Town hall focuses on race, mass shootings
University administrators, Student Government senators, members from the Multicultural Advisory Committee, club leaders and students gathered into the Chancellor Suite for a SGA Town Hall, on Monday.
Among the topics discussed topics were diversity adjustments to the College of Arts and Sciences curriculum, the University’s response to a potential active shooter and improving communication between organizations, the SGA and administrators.
The majority of the town hall’s program consisted of a question and answer dialogue between students and administrators.
According to SGA president Christina Simon, Gourmet Dining representatives will attend an open forum on Feb. 26.
Furthermore, junior English major and SGA Vice President Violet Reed, said part of the forum’s discussion will involve structural rearrangements in the cafeteria.
Additionally, Simon stated that the cafeteria will receive renovations this summer.
SGA secretary and political science major, Josie Martinez, instituted Club Council, a monthly program intended to facilitate open dialogue between SGA and organizations on campus.
After being elected to SGA, she recognized a need for clubs and the organization to meet and discuss events and initiatives together. The Club Council’s format is a product of the feedback she received and an attempt to solve club issues.
Martinez explained in an email that the Club Council’s purpose “is to ensure the e-boards of each organization are well informed and are given opportunities to meet with Clubs they may never have thought of co-sponsoring with.”
She hopes the feedback from the first Club Council, which happened last Friday, can improve organization relationships with each other. At the first meeting, approximately 30 students attended, according to Martinez. Moreover, the lecture-styled meeting last Friday discussed the importance of an organization’s finance management.
“With time it would be great to see increased collaborations between clubs because it will truly benefit the entire Seton Hall Community,” Martinez said.
Vice President of Student Services Dr. Tracy Gottlieb attended the town hall and expressed her satisfaction with the event via email. Her most crucial concern this semester is reaching the goal that all members of the Seton Hall community feel welcome.
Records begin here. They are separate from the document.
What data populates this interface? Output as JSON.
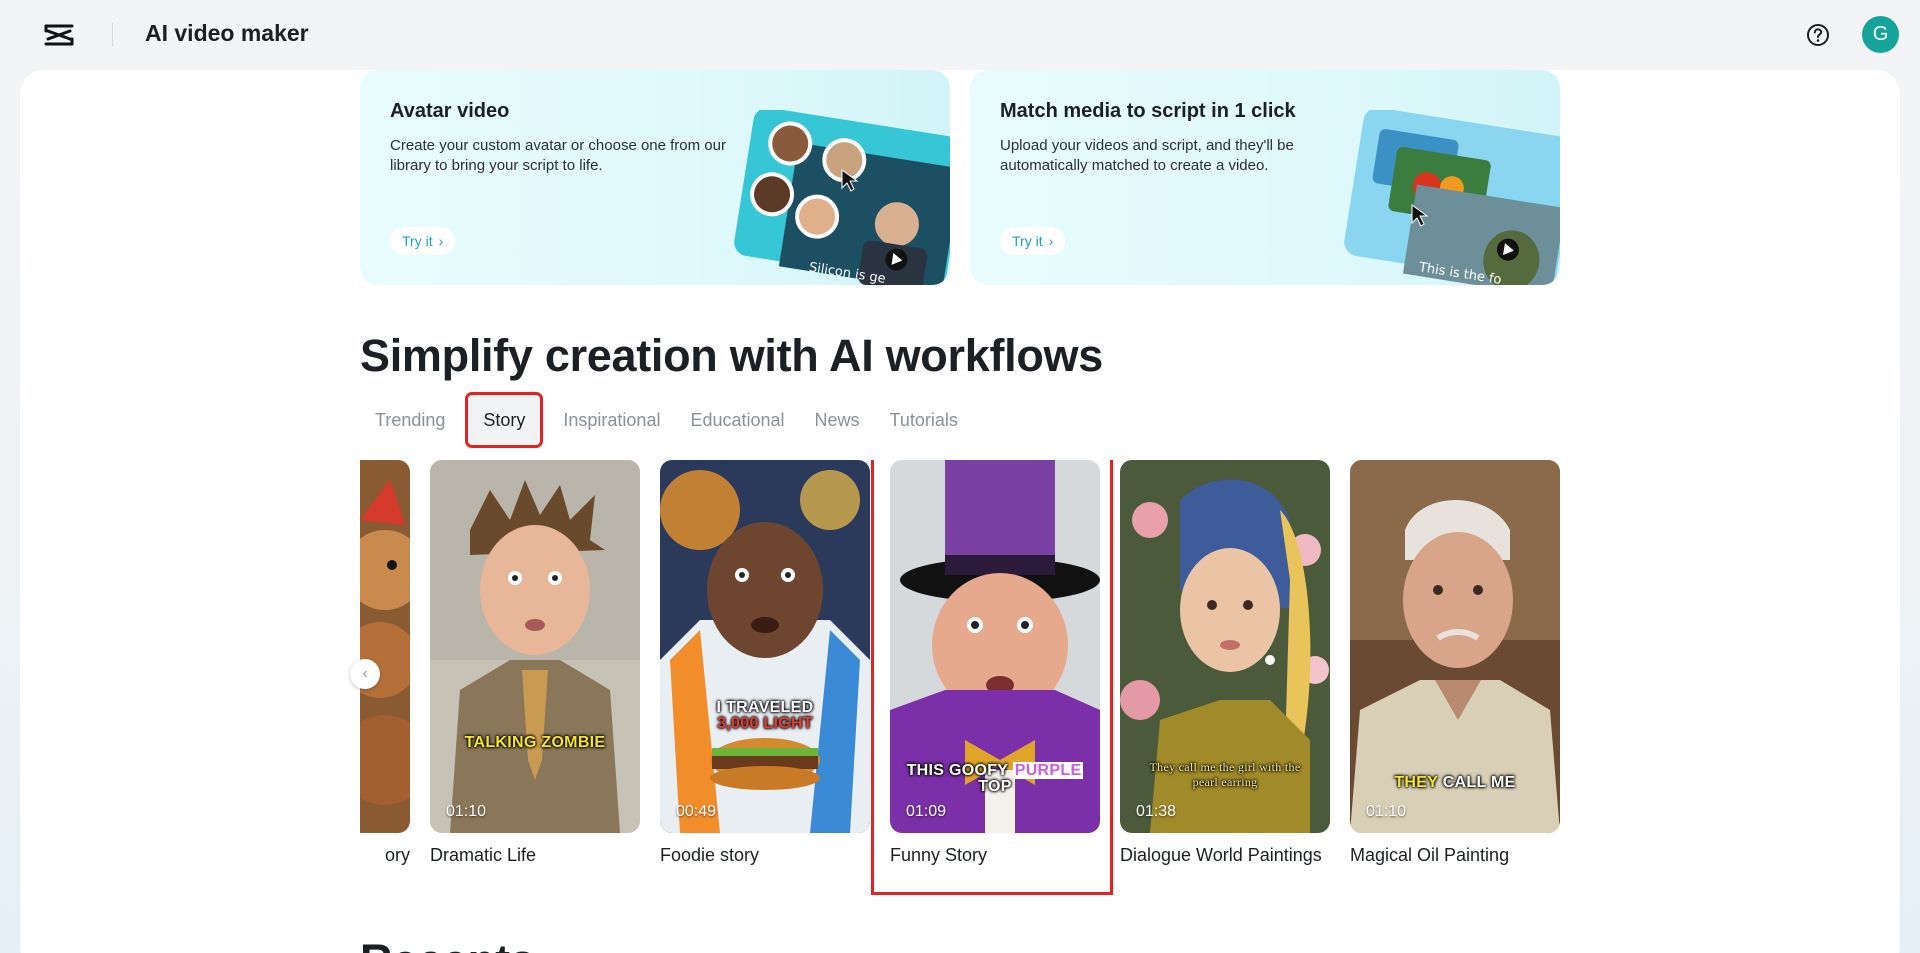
{
  "header": {
    "app_title": "AI video maker",
    "avatar_letter": "G"
  },
  "features": [
    {
      "title": "Avatar video",
      "description": "Create your custom avatar or choose one from our library to bring your script to life.",
      "button": "Try it",
      "art_caption": "Silicon is ge"
    },
    {
      "title": "Match media to script in 1 click",
      "description": "Upload your videos and script, and they'll be automatically matched to create a video.",
      "button": "Try it",
      "art_caption": "This is the fo"
    }
  ],
  "section": {
    "title": "Simplify creation with AI workflows",
    "tabs": [
      {
        "label": "Trending",
        "active": false
      },
      {
        "label": "Story",
        "active": true
      },
      {
        "label": "Inspirational",
        "active": false
      },
      {
        "label": "Educational",
        "active": false
      },
      {
        "label": "News",
        "active": false
      },
      {
        "label": "Tutorials",
        "active": false
      }
    ]
  },
  "cards": [
    {
      "title": "ory",
      "duration": "",
      "caption": ""
    },
    {
      "title": "Dramatic Life",
      "duration": "01:10",
      "caption_parts": [
        "TALKING ZOMBIE"
      ]
    },
    {
      "title": "Foodie story",
      "duration": "00:49",
      "caption_parts": [
        "I TRAVELED",
        "3,000 LIGHT"
      ]
    },
    {
      "title": "Funny Story",
      "duration": "01:09",
      "caption_parts": [
        "THIS GOOFY",
        "PURPLE",
        "TOP"
      ]
    },
    {
      "title": "Dialogue World Paintings",
      "duration": "01:38",
      "caption_parts": [
        "They call me the girl with the",
        "pearl earring"
      ]
    },
    {
      "title": "Magical Oil Painting",
      "duration": "01:10",
      "caption_parts": [
        "THEY",
        "CALL ME"
      ]
    }
  ],
  "recents_title": "Recents",
  "colors": {
    "accent": "#1aa3c6",
    "highlight": "#e52222",
    "avatar": "#15a39a"
  }
}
Gottlieb shared that, at times, social media prevents effective communication between administrators and students.
“If the student is unhappy with the outcome, there are processes in place and a logical chain of command for the student to follow,” Gottlieb wrote in an email. “If a student emails me about a problem, I always try to help that student find the answer. Sometimes the student doesn’t like the answer, but I try to explain how we came to that answer.”
In addition, at the Town Hall, the topic of a possible active shooter on campus entered arose. According to Gottlieb, if an active shooter was present, the University’s siren would sound and, at the same time, Pirate Alert would notify students via their cell phones. Also, office phones would ring and computers connected to the SHU network would flash instructions.
“Last year, we put locks on all our classrooms to provide professors and students with an extra layer of security. In addition, we work with local law enforcement agencies to provide training in this area,” Gottlieb said.
Freshman diplomacy major and SGA senator Dominic Smith believed the Town Hall went well.
Smith thinks the biggest issue on campus includes student involvement. In particular, getting freshmen active.
Overall, the optimism displayed from administrators and students encouraged a hopefulness for future endeavors.
“The SGA brought together all of our deans, top administrators, faculty and students to have a conversation about our community,” Gottlieb said. “What could be better than that.”
Thomas Schwartz can be reached at email@example.com.